*PROBLEM REQUIREMENTS:*
List every line below containing "label".

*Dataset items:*
□ □ □ □ □
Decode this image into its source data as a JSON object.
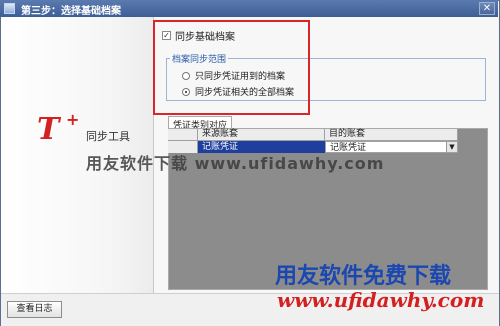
{
  "window": {
    "title": "第三步：选择基础档案",
    "close_glyph": "✕"
  },
  "logo": {
    "t": "T",
    "plus": "+",
    "text": "同步工具"
  },
  "sync_basic": {
    "label": "同步基础档案",
    "checked": true
  },
  "range_group": {
    "legend": "档案同步范围",
    "options": [
      {
        "label": "只同步凭证用到的档案",
        "selected": false
      },
      {
        "label": "同步凭证相关的全部档案",
        "selected": true
      }
    ]
  },
  "tab": {
    "label": "凭证类别对应"
  },
  "grid": {
    "columns": [
      "来源账套",
      "目的账套"
    ],
    "rows": [
      {
        "source": "记账凭证",
        "target": "记账凭证"
      }
    ]
  },
  "footer": {
    "view_log_button": "查看日志"
  },
  "watermark": {
    "middle": "用友软件下载 www.ufidawhy.com",
    "big": "用友软件免费下载",
    "url": "www.ufidawhy.com"
  },
  "colors": {
    "highlight_frame": "#d9262a",
    "title_bar": "#4a689f",
    "selection": "#1f3f9e"
  }
}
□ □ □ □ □
*ANSWER AREA:*
    "label": "同步基础档案",
        "label": "只同步凭证用到的档案",
        "label": "同步凭证相关的全部档案",
    "label": "凭证类别对应"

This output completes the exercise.